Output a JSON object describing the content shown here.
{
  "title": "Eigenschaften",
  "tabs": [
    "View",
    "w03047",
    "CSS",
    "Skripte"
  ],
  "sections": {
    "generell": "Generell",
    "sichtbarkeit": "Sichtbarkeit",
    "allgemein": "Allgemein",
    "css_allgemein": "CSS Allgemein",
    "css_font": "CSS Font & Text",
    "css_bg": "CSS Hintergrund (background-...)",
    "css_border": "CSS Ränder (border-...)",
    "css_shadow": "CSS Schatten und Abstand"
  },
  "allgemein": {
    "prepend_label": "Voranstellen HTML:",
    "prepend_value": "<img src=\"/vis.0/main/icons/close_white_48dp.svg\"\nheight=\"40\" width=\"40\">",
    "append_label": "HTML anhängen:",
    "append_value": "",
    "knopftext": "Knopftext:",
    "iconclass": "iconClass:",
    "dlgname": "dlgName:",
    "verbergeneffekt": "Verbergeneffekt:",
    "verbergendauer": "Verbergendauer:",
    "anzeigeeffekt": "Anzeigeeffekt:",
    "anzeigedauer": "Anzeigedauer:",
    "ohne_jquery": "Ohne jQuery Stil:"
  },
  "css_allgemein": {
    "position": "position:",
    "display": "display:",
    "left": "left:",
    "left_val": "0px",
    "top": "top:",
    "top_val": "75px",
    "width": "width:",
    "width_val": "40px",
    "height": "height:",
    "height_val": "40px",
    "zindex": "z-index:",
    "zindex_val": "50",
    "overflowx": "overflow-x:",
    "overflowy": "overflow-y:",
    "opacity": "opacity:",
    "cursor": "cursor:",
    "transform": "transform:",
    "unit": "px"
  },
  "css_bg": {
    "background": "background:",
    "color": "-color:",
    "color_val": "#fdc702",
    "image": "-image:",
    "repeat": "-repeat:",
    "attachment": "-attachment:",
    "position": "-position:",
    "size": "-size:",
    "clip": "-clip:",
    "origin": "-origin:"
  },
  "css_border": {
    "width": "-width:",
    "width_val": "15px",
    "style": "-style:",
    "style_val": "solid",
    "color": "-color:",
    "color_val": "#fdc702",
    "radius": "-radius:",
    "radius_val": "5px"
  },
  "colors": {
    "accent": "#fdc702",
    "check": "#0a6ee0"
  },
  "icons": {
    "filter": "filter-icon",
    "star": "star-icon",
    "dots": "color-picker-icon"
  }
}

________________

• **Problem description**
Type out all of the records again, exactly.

• **Exercise solution**
Output a JSON object describing the content shown here.
{
  "title": "Eigenschaften",
  "tabs": [
    "View",
    "w03047",
    "CSS",
    "Skripte"
  ],
  "sections": {
    "generell": "Generell",
    "sichtbarkeit": "Sichtbarkeit",
    "allgemein": "Allgemein",
    "css_allgemein": "CSS Allgemein",
    "css_font": "CSS Font & Text",
    "css_bg": "CSS Hintergrund (background-...)",
    "css_border": "CSS Ränder (border-...)",
    "css_shadow": "CSS Schatten und Abstand"
  },
  "allgemein": {
    "prepend_label": "Voranstellen HTML:",
    "prepend_value": "<img src=\"/vis.0/main/icons/close_white_48dp.svg\"\nheight=\"40\" width=\"40\">",
    "append_label": "HTML anhängen:",
    "append_value": "",
    "knopftext": "Knopftext:",
    "iconclass": "iconClass:",
    "dlgname": "dlgName:",
    "verbergeneffekt": "Verbergeneffekt:",
    "verbergendauer": "Verbergendauer:",
    "anzeigeeffekt": "Anzeigeeffekt:",
    "anzeigedauer": "Anzeigedauer:",
    "ohne_jquery": "Ohne jQuery Stil:"
  },
  "css_allgemein": {
    "position": "position:",
    "display": "display:",
    "left": "left:",
    "left_val": "0px",
    "top": "top:",
    "top_val": "75px",
    "width": "width:",
    "width_val": "40px",
    "height": "height:",
    "height_val": "40px",
    "zindex": "z-index:",
    "zindex_val": "50",
    "overflowx": "overflow-x:",
    "overflowy": "overflow-y:",
    "opacity": "opacity:",
    "cursor": "cursor:",
    "transform": "transform:",
    "unit": "px"
  },
  "css_bg": {
    "background": "background:",
    "color": "-color:",
    "color_val": "#fdc702",
    "image": "-image:",
    "repeat": "-repeat:",
    "attachment": "-attachment:",
    "position": "-position:",
    "size": "-size:",
    "clip": "-clip:",
    "origin": "-origin:"
  },
  "css_border": {
    "width": "-width:",
    "width_val": "15px",
    "style": "-style:",
    "style_val": "solid",
    "color": "-color:",
    "color_val": "#fdc702",
    "radius": "-radius:",
    "radius_val": "5px"
  },
  "colors": {
    "accent": "#fdc702",
    "check": "#0a6ee0"
  },
  "icons": {
    "filter": "filter-icon",
    "star": "star-icon",
    "dots": "color-picker-icon"
  }
}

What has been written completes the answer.